Sara Thanoon: “I don’t intend to give up
Born and raised in Mosul, the Governorate of Ninewah north of Iraq, I graduated from the Mosul Institute of Fine Arts in 2011. Due to the war against the “Islamic State in Iraq and the Levant,” my family and I moved to Sulaimaniyah in 2016, just like the majority of Maslawis who had to flee their hometown.
My husband and I have a 12 year old son and a 9 year old daughter. We live in a rental house. Unlike men, women have more responsibilities. Many of us work during the day, manage the household, and look after the family at the same time.
I was unemployed for many years after graduation but kept applying for jobs. Fortunately, on 1 March 2020, I received a call from the Pizza Plus Fast Food and Café. I was thrilled to know that they have accepted my application. I am currently working at the restaurant as a receptionist with a fixed monthly salary.
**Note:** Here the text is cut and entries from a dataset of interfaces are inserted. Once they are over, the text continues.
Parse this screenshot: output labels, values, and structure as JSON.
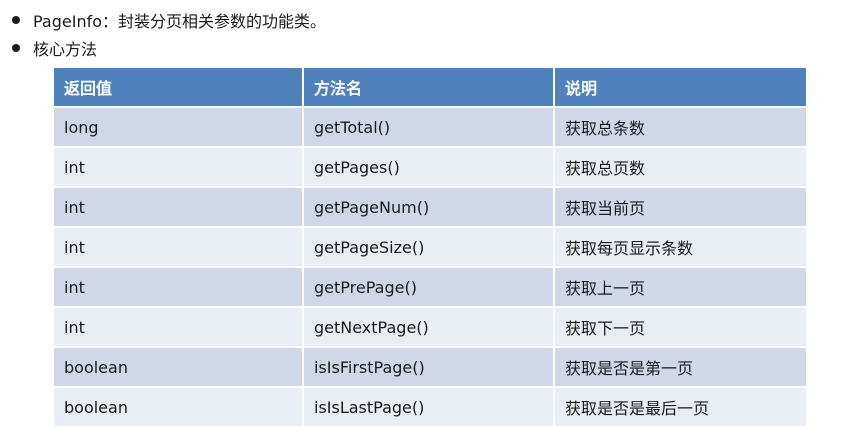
{
  "bullets": [
    "PageInfo：封装分页相关参数的功能类。",
    "核心方法"
  ],
  "table": {
    "headers": [
      "返回值",
      "方法名",
      "说明"
    ],
    "rows": [
      [
        "long",
        "getTotal()",
        "获取总条数"
      ],
      [
        "int",
        "getPages()",
        "获取总页数"
      ],
      [
        "int",
        "getPageNum()",
        "获取当前页"
      ],
      [
        "int",
        "getPageSize()",
        "获取每页显示条数"
      ],
      [
        "int",
        "getPrePage()",
        "获取上一页"
      ],
      [
        "int",
        "getNextPage()",
        "获取下一页"
      ],
      [
        "boolean",
        "isIsFirstPage()",
        "获取是否是第一页"
      ],
      [
        "boolean",
        "isIsLastPage()",
        "获取是否是最后一页"
      ]
    ]
  },
  "colors": {
    "header_bg": "#4f81bd",
    "row_odd_bg": "#d0d8e8",
    "row_even_bg": "#e9edf4"
  }
}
Prior to this, we had no fixed source of income, so my sister used to support us financially. But with this job, we can now afford the expenses of our household and the children’s school.
On the other hand, I am the only female staff at the restaurant, although it is not easy for a woman to take such a job in our society. However, I don’t intend to give up but rather to work on changing that perspective.
I have gone through many challenges in my life. For so long, I felt despair and disappointment from everything. I could have easily escaped from reality, but instead I decided to cope with and face all the obstacles. I believed that this would make me stronger no matter how difficult the situation gets. And I must stay positive to be able to survive.
Afterall, life teaches us that we can’t achieve what we want easily without struggle. It is the difficult times that teach us great lessons about life. And for this I am grateful.
The above text is a testimonial of Sara Thanoon, an Iraqi displaced woman who was among eleven unemployed youth the Pizza Plus Fast Food and Café was able to hire after receiving a grant from the Job Creation in KRI grant scheme. The project is funded by the European Union (EU) through the EU Regional Trust Fund in Response to the Syria Crisis, 'Madad Fund', under the Headway Programme, and implemented by the United Nations Development Programme (UNDP) in partnership with the Governorate of Erbil and Rwanga Foundation.
Launched in late 2019, the Job Creation in KRI grant scheme supported 56 businesses to hire 685 people (for 6-8 months each) in the Kurdistan Region of Iraq. The recruits include 100 Syrian refugees, 488 host community members and 97 internally displaced people, of whom 227 are females.